Alcohol abuse is a disorder that is defined by the recurring use of alcohol despite the negative consequences that it has. Not all alcohol abusers develop alcohol dependence which is why alcohol abuse is characterised by the pattern of drinking that negatively affects work, educational, medical, legal or social aspects of a person’s life.
At Riverview Manor we offer an integrated program that includes a 12-step program, and aspects of the Minnesota Model. With highly trained staff and a tranquil environment that resonates with healing and recovery, our program focuses on equipping our clients with life skills vital to a sustained recovery.
Identifying alcohol abuse
In a country where alcohol consumption is seen as a social norm, it is often difficult to distinguish between social drinking and alcohol abuse.
The National Institute on Alcohol Abuse and Alcoholism (NIAAA) defines alcohol abuse as a pattern of drinking that results in one or more of the following situations within a 12-month period:
- Failure to fulfil major work, school, or home responsibilities
- Drinking in situations that are physically dangerous, such as whilst driving a car or operating machinery
- Having recurring alcohol-related legal problems, such as being arrested for driving under the influence of alcohol or for physically hurting someone while drunk
- Continued drinking despite having ongoing relationship problems that are caused or worsened by the drinking
What is the difference between alcohol abuse and alcoholism?

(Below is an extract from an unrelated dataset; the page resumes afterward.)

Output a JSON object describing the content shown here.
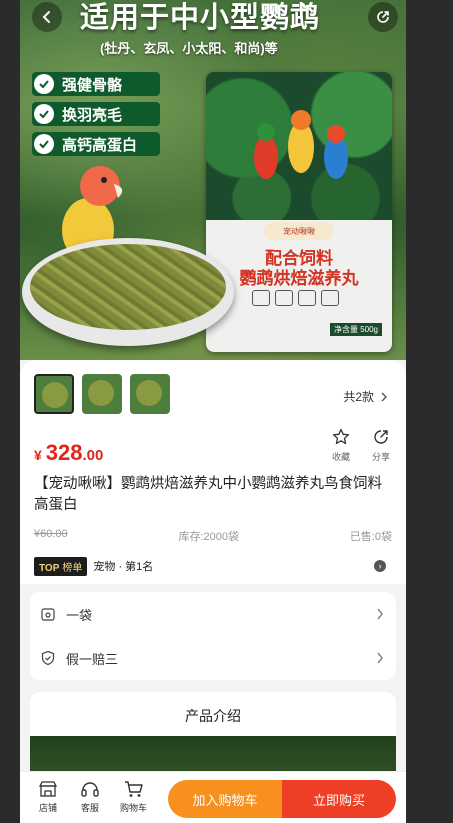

While alcohol abuse and alcoholism share similar characteristics, the main difference is that abuse of this substance does not necessarily include suffering from withdrawal symptoms or needing more and more amounts to achieve intoxication (tolerance).
Alcoholism, or alcohol dependence, is the most severe form of alcohol abuse. It is a chronic disease that is characterised by the consumption of alcohol at a level that interferes with physical and mental health and with family and social responsibilities.
Many people that suffer from alcohol abuse do not recognise when their drinking gets out of hand. In the past, treatment involved confrontation about the denial of their problem, although research shows that compassion and empathetic counselling is much more effective.
The first phase of treatment involves withdrawal management for those people who require it., in the form of total abstinence from alcohol. Withdrawal is done in a controlled and supervised setting. In more serious cases the detoxification process usually takes between four to seven days.
Following withdrawal management, alcohol rehabilitation or recovery programs play an important part in supporting the affected person to maintain abstinence from alcohol.
It is important to remember that other psychiatric conditions, such as depression or bipolar disorder, may coexist with alcohol abuse, which may result in relapse if not recognised and treated.
Why choose Riverview Manor?
Riverview Manor’s programme incorporates the best of both traditional and modern approaches, and is constantly being updated to maintain relevance in an ever-evolving field of research.
We offer individual therapy at least twice a week, as well as group therapy sessions that are practically orientated and interactive.
Our adapted 12-step program is offered as a tool to help clients understand why some problems develop; explore the impact that it has on their lives, and to assist in their recovery.
Our intensive programme also includes:
- Life Skills
- Relapse Prevention
- Recovery planning
- Medical Lectures
- Lifestyle Management
- Psycho Education such as Cognitive Behavioural Therapy
- Spirituality Recreation
- Physical Activities such as gym and walking
How to enrol in the programme
If you wish to contact Riverview Manor regarding an inquiry or wish to enrol in our programme you can contact us on 033 710 1911. You can also fill in your details on the contact form provided.